Overview of Posting:
This posting will be centered around the discussion of Wikipedia and its elements as a crowdsourcing tool. Specifically, we will be dissecting when the article was crated, how it was created, and the questions one ought to be asking when using or examining a Wikipedia article. For the purposes of this project we will be using the Wikipedia article on Digital Humanities, found here.
Moreover, this blog post will contain two main sections. The first is a brief discussion as to the structure of the Wikipedia article from the vantage point of a digital humanities professional. Looking at the creation of an debates around this article. Simply, this article will be used as a jumping point to discuss larger issues like crowdsourcing and opensourcing articles. The second section to this posting contains a brief user guide as to how to understand and use Wikipedia sources. I am not talking about how to search for articles, but, more importantly, how to understand an article’s source-base. Meaning, how to understand where to find its citations, and how to use its references in-light of the larger discussion of digital humanities and crowdsourcing.
Part I: Understanding Wikipedia: A General Overview
What questions do you need to ask about how the site was created?
- In order to best understand the evolution of the Wikipedia article, it is best to start with the site’s history: this is found under “Revision History” in the upper-right to the article. Found here. The question that should be answered first is: when was the article created? This helps to produces a timeline of events. If someone is familiar with the field of Digital Humanities (DH), then they have a general understanding as to when the field first emerged; therefore, one can safely guess the creation date of the article.
- The next question is who created the site? These beginning sites generally start when the field becomes more well-known, around 2006 in this case of the DH article. Moreover, these beginning sites are very barren, often only have a title and a general overview of the field or object in question. Then, clicking through the revision history, one can start to see more content added. Now, I know what some of you might be thinking, yes, vandalism on Wikipedia pages does happen, but not as often as one might believe.
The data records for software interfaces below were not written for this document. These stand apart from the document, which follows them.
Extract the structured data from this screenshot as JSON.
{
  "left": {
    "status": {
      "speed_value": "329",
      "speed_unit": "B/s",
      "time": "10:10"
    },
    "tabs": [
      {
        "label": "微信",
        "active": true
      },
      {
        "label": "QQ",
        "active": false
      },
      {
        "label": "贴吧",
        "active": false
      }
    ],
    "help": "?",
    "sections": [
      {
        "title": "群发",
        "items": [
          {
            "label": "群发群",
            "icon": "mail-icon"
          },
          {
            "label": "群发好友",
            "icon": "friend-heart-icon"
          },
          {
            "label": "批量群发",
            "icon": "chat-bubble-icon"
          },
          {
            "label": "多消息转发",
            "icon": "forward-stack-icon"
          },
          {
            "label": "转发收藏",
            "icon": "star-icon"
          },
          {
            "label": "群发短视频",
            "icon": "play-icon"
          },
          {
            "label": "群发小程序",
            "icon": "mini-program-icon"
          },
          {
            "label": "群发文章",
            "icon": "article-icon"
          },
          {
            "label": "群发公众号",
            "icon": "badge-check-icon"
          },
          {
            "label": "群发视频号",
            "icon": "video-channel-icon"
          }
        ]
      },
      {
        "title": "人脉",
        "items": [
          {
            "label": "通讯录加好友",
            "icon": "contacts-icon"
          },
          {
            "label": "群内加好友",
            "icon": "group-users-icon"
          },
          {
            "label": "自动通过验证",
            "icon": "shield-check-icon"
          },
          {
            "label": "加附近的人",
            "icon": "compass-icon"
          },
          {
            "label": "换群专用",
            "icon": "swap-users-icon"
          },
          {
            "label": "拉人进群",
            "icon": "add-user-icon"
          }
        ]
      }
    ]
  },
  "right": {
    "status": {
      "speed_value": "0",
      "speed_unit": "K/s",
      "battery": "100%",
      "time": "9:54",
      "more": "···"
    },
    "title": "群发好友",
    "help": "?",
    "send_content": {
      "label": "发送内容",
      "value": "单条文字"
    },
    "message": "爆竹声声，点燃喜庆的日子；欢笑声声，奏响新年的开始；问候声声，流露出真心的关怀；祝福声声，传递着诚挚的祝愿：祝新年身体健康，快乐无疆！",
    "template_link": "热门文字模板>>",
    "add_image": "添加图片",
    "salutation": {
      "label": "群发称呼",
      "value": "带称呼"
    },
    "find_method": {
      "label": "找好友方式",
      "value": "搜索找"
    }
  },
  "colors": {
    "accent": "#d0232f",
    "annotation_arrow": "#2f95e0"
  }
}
Roy Rosenzweig in his article “Can History Be Open Source?” states that Wikipedia has a dedicated community of volunteer editors that often fix vandalism, and, therefore, vandalism is much more rare as one would come to believe.
- After one has been able to see the date creation and contributors, one is also able to click on the contributors to see their profiles. This is extremely helpful to see who is contributing to the article, is it the common DH enthusiast or a professional? After a brief review, I can conclude that it is a mixture of both, professionals often add references or citations, while other editors add general article content.
Where should you go within the page to answer those questions?
- There are two locations that are very helpful when reviewing a Wikipedia page:
- The first is the “Revision History” section of the page. A picture of this page can be found below. This page offers a list of all revisions to the page and who made the revisions. This page is also very helpful when trying to understand how this page/article has evolved over time, and what sections of the article has more citations within it.
- The second part of an article that is the references or source section. This can be found at the bottom of the article. What makes this section so important is the fact that the meat-and-potatoes of the article rests within this section. In fact, a large amount of debate goes on behind the scenes as to which articles should be included. This debate takes place on the “Talk” section. It can be found in the upper-left part of the article. Here, contributors are able to talk about the items on the article and it anything needs to be changed. This is one of the most visible ways crowdsourcing is seen, through these inter-dialogue communications between the editors. A picture of this page is below.
How should you use that information when you read and assess the content of an article?
- Therefore, after you have considered all of these questions (curation date, curator, content manipulation and evolution, source addition, and editor commentary) how does this relate to the field of digital humanities? I’m glad you asked. Knowing these answers helps to understand how crowdsourcing works. In the end, crowdsourcing according to Mia Ridge’s article “Crowdsourcing Our Cultural Heritage” (found here) is issuing a general call for public help in either content creation or content correction. Understanding how users interact with the crowdsourced articles helps DH scholars understand, user interaction with the material. In other words, having the general public interact with the article by adding or fixing information allows for an opportunity to improve software and platform creation. Jon Undell in “Heavy Metal Umlaut” talks about crowdsourcing Wikipedia articles and how the larger community greatly contributes to the sources and structure of the article, not just simply fixing content added by project editors.
Part II: Using Wikipedia Sources
This section will be a brief paragraph for users of Wikipedia sources. Below, please find a picture of the first few sources. For this particular article on DH, there are 93 reference citations made. In fact, there was even a discussion by the volunteer editors as to which sources ought to be added. The discussion resulted in a conclusion that all sources ought to be academic or professional, from a reliable source-base.
Simply, this reference list offers a great example as to how crowdsourcing can create a singular place of knowledge. A collection of collections of sorts. One is able to see all of the great citations that have been gathered from many editors adding there input. However, even amongst the editor, like I said earlier, there is a discussion on what ought to count as a citation. David Averbach in his article “Encyclpedia Frown” states that crowdsourcing is an “experiment in controlled anarchy.” While I may think that is a bit extreme, it is clear by the massive source-base of professional and academic sources that this “experiment” is working.